* **TASK MATERIAL**:
::::::::::

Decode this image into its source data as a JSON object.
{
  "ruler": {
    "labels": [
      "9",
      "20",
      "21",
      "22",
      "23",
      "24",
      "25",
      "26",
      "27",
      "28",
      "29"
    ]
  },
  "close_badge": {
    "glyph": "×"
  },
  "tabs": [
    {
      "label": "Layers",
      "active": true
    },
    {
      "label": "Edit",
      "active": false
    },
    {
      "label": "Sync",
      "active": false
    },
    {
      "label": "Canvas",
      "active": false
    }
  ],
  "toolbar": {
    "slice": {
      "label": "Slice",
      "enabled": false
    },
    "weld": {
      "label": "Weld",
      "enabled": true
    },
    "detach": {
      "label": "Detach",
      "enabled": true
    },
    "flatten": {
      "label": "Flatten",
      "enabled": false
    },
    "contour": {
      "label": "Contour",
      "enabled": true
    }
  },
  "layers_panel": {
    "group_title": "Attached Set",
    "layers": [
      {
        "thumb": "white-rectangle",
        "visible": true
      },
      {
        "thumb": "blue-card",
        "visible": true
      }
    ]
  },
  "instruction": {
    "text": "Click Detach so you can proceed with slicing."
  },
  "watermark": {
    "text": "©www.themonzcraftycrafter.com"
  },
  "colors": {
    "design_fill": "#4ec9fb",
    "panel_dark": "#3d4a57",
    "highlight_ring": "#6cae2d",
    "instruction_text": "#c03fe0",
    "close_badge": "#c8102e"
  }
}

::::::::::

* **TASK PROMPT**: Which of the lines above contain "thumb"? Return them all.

* **WRITTEN SOLUTION**:
        "thumb": "white-rectangle",
        "thumb": "blue-card",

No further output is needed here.